Most Flemish virginals had their soundboards painted with flowers, fruit, birds, caterpillars, moths and even cooked prawns, all within blue scalloped borders and intricate blue arabesques. Natural keys were normally covered in bone, and sharps were of oak or, less commonly, chestnut. The case exteriors were usually marbled, whilst the inside was decorated with elaborate block-printed papers. Occasionally the inside of the lid bore a decorative scene; more often it was covered with block-printed papers embellished with a Latin motto, usually connected with morality or music. Mottos could also be applied to the keywell batten. Some typical mottos include:
- SIC TRANSIT GLORIA MVNDI (Thus passes the glory of the world)
- MVSICA DVLCE LABORVM LEVAMEN (Sweet music is the solace of labour)
- MVSICA DONVM DEI (Music is the gift of God)
The Dutch artist Johannes Vermeer (1632 – 1675) was one among several who produced paintings including examples of virginals.
There was no such "standard decoration" for Italian virginals. Where there was an outer case, it was often this that was decorated, leaving the actual instrument plain (typically for Venetian virginals). Cases could be decorated with paintings of grotesques, classical scenes, or marquetry, but soundboards were rarely painted. Keytops could be of plain boxwood, or lavishly decorated (as was often the case in northern Italy) with ivory, ebony, mother-of-pearl or tortoiseshell among other materials.
Traditionally, the soundboards of both northern and Italian virginals were pierced with a rose, sometimes two or three in early days. The rose had no acoustic function, and was purely decorative. Although these were a throwback to the rose in the medieval lute, they were never carved integrally as part of the soundboard. In Italian instruments they were usually constructed by combining multiple layers of pierced parchment, so that the final result looked like a gothic rose window, or an inverted wedding cake. In Flemish instruments, the rose was usually cast from lead and gilded, and usually incorporated the maker's initials.
Composers and collections of works
As has been noted above, the word virginals

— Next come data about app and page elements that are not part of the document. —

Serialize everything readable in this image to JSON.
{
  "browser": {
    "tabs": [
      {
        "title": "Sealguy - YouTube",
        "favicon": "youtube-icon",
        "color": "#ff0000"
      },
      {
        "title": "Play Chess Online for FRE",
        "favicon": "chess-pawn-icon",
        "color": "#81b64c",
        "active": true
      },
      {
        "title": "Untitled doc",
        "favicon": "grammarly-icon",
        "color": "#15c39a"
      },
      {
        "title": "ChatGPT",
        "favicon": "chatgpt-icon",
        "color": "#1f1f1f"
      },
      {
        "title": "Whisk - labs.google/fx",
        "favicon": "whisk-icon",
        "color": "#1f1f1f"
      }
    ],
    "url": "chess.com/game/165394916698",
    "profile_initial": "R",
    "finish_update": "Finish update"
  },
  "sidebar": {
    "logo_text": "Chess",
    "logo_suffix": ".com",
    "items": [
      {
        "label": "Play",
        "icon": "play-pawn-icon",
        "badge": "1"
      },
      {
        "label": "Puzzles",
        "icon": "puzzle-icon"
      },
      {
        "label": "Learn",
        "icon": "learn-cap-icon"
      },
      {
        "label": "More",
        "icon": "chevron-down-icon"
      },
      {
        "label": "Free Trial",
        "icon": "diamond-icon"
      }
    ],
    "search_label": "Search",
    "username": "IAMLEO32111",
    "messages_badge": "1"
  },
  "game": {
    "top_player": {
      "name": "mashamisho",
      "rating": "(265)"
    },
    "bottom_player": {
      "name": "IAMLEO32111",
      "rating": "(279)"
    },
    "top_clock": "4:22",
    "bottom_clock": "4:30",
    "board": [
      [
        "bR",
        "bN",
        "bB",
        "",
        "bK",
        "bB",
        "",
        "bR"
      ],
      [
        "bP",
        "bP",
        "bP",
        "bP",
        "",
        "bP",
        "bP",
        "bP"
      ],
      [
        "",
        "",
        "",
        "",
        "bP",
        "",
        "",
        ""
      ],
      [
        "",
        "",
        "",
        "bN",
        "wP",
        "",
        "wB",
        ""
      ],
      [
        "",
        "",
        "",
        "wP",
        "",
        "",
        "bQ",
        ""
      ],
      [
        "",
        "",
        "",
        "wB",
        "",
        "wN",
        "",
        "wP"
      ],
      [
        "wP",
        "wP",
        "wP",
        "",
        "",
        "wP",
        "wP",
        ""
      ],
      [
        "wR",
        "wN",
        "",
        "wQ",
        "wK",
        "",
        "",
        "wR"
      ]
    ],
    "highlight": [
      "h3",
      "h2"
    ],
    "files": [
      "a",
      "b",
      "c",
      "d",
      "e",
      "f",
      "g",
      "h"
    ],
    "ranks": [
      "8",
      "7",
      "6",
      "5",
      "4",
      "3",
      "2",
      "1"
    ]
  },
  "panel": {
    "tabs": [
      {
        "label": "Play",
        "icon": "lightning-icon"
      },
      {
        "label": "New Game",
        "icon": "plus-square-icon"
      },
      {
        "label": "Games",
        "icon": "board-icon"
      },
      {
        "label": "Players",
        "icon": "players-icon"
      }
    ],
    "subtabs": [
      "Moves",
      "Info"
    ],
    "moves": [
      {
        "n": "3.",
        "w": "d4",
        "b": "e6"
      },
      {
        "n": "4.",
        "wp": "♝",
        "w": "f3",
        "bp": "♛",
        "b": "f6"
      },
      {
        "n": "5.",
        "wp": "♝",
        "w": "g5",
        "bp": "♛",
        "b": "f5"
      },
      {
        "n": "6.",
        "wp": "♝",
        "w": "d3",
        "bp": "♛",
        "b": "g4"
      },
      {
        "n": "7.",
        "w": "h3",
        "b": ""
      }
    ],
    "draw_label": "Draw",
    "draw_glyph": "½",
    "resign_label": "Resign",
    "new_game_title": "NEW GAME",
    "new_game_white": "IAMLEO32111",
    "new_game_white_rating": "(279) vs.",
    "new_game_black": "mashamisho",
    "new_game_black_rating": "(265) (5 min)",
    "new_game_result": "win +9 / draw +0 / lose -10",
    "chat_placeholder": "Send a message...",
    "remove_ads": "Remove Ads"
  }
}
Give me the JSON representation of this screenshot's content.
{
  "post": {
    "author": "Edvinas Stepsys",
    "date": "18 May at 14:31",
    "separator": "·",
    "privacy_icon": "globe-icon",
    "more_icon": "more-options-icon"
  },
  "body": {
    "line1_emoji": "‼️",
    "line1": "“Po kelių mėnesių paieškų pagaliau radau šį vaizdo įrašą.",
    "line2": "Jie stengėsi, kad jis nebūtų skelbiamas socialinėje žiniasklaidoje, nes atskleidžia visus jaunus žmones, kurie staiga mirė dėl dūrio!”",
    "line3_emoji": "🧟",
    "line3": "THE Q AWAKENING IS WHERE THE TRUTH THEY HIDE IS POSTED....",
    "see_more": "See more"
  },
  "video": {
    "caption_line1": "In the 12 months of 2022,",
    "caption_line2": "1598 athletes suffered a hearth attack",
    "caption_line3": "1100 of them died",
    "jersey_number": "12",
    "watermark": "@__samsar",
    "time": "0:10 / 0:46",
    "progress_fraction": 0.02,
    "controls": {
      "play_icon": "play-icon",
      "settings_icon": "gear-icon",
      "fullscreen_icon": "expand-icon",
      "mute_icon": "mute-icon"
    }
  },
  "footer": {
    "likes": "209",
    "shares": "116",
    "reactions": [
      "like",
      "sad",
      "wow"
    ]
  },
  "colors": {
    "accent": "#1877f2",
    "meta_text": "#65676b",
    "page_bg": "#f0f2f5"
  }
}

could be applied to any stringed keyboard instrument, and since there was very rarely any indication of instrumentation on musical scores in the heyday of the virginals, there are hardly any compositions that can be said to be specifically for that instrument. Indeed, nearly all the keyboard music of the renaissance sounds equally well on harpsichord, virginals, clavichord or organ, and it is doubtful if any composer had a particular instrument in mind when writing keyboard scores. A list of composers for writing for the virginals (among other instruments) may be found under virginalist
. Although the "virginalist school" usually refers to English composers, it would not be incorrect to use the word in connection with some continental keyboard composers of the period, such as Girolamo Frescobaldi
and Giovanni Picchi
, or Samuel Scheidt
and Jan Pieterszoon Sweelinck
Out of the some dozen so-called English "virginal books" (see below), only one actually bears the word in its original title: the other collections were attributed the name by music scholars in the nineteenth or twentieth centuries.
A selection of English "virginal books" includes:
- Germann, Sheridan, "Harpsichord Decoration – A Conspectus" In The Historical Harpsichord, vol. IV. General Editor: Howard Schott. Pendragon Press, Hillsdale, NY, 2002. ISBN 0-945193-75-0
- Hubbard, Frank, Three Centuries of Harpsichord Making, 2nd ed., Harvard University Press, 1967. ISBN 0-674-88845-6
- Kottick, Edward, A History of the Harpsichord, Indiana University Press, 2003. ISBN 0-253-34166-3
- O'Brien, Grant, Ruckers: A Harpsichord and Virginal Building Tradition, Cambridge University Press, 2008. ISBN 978-0521066822
- Rueger, Christoph, Musical Instruments and Their Decoration, Seven Hills Books, Cincinnati, Ohio, 1986. ISBN 0-911403-17-5
- Russell, Raymond, The Harpsichord and Clavichord: an introductory study, 2nd ed., London : Faber and Faber, 1973. ISBN 0-571-04795-5
- Yorke, James, Keyboard Instruments at the Victoria and Albert Museum, Victoria and Albert Museum, London 1986. ISBN 0-948107-04-9